TT: If the violence in Mexico calms down after the inauguration of its new president, do you think that will have any direct effect on the conversation?
Giovagnoli: I think any positive that happens on the Mexico side of the border is going to help modify the worries and the conditions that lead people to say “secure the borders” first. And I am not from Texas; I am not pretending to stand in the way of people who say “we need this and we want this.” We have worked with a lot of people along the border, from Arizona to Texas, including the El Paso region who say, “We are not going to be able to have this discussion on immigration if we aren’t looking at the real issues like why people come, about how we are using our resources." My fear is that the Washington response is that if you just throw money at the border then that will make it safer.

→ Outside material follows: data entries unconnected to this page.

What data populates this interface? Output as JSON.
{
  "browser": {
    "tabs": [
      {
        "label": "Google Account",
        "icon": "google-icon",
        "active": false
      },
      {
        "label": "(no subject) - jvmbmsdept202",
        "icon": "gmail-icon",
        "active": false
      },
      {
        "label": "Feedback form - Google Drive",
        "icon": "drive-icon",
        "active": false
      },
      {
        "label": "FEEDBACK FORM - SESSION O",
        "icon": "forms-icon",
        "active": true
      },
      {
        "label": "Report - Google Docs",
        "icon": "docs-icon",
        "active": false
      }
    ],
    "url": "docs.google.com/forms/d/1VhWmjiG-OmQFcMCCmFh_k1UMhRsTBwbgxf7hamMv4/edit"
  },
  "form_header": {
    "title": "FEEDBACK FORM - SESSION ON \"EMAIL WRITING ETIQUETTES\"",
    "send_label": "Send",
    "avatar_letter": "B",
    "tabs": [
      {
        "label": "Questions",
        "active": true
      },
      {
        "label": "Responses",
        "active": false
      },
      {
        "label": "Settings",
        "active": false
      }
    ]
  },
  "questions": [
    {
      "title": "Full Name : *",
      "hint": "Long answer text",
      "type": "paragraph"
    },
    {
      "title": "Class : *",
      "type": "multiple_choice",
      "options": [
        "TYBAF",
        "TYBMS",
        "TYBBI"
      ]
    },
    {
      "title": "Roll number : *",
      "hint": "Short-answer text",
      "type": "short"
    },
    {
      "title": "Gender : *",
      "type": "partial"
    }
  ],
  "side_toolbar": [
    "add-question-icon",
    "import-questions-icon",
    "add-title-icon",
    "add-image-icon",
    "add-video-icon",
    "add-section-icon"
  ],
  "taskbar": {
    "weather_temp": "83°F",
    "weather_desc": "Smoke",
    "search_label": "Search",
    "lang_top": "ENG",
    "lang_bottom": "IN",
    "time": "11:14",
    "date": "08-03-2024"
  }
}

But it’s a lot more complicated than that.
TT: What is the economic gain? Some say the undocumented people are draining the system, some say that giving them legal status would be an economic boon. What is it?
Giovagnoli: It is pretty significant. The bottom line is that right now even undocumented immigrants do pay into the system. They pay taxes, they contribute economically in a lot of ways, but we know that they’d be able to contribute even more if we were to create a legal framework. We did a study in 2010 that estimates that the benefit would be about $1.5 trillion in cumulative gains in the gross domestic product in 10 years if we were to legalize people, so it’s a pretty significant number. Right now the focus is on this conversion experience that Republicans are having this conversion that they have to get immigration [reform] to get the Latino vote, and that might sort of make them wake up. But I think the thing that is going to get them there is that having a system that works for everybody and that contributes to the success of the country is something that is going to be an economic boon for everyone, and in the long run that’s the story to tell.
TT: Do most immigrants want to become citizens or do they just want a legal status?
Giovagnoli: It’s not an either-or for many people. There are a lot of people that want to come here and they want to become citizens, and it is sometimes a very slow process. We have a lot of people that have green cards and want to become citizens but haven’t yet. When you ask them why, for some people it’s that divided loyalties issue, but for most people it’s about the finances and getting themselves to the point where they can take the exam where they can become citizens. What we have seen is more and more people signing up for the citizen test and naturalizing over the years. I think that it’s one of those things that becomes a priority when it seems that it could easily be taken away from you.